§ Problem to work on
Give the count of lines below that include the word "icon", and say nothing else.

═══ Supplied data ═══

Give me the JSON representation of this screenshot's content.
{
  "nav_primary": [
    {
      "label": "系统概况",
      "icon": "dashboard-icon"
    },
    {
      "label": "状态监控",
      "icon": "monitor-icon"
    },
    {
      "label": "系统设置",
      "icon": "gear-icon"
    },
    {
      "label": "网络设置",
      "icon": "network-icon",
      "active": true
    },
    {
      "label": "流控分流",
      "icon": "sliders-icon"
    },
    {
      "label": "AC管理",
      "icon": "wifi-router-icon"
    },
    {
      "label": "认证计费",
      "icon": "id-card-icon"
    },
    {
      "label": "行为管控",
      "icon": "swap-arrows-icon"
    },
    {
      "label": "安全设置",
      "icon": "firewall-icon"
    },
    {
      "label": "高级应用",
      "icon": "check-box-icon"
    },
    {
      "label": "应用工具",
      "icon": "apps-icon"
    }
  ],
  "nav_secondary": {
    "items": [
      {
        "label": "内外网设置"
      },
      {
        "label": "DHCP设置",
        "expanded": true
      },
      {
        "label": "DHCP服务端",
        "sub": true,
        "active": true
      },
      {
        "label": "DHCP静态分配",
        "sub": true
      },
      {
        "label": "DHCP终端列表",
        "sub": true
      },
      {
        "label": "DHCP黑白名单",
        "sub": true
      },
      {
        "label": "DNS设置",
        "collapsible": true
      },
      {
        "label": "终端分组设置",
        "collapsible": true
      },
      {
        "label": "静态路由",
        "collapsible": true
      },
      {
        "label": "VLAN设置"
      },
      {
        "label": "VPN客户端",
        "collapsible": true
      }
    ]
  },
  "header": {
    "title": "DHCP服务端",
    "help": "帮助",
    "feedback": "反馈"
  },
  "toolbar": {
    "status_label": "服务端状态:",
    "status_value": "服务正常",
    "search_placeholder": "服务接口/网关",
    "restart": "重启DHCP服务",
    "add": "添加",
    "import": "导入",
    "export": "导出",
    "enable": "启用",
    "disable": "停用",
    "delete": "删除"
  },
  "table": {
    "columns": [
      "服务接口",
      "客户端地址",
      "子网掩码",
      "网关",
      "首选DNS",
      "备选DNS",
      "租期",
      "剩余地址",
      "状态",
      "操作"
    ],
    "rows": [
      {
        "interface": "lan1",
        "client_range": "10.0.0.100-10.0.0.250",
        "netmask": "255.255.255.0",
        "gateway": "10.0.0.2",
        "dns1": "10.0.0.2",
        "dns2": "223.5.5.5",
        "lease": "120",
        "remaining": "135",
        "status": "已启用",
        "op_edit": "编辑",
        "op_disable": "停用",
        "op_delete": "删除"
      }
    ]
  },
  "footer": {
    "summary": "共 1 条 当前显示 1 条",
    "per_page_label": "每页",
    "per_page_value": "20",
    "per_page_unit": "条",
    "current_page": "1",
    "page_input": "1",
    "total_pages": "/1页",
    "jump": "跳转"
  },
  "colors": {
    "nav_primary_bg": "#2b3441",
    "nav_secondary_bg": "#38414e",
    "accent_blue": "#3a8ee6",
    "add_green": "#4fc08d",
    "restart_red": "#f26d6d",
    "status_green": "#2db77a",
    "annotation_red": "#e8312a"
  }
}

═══

§ Expected answer
11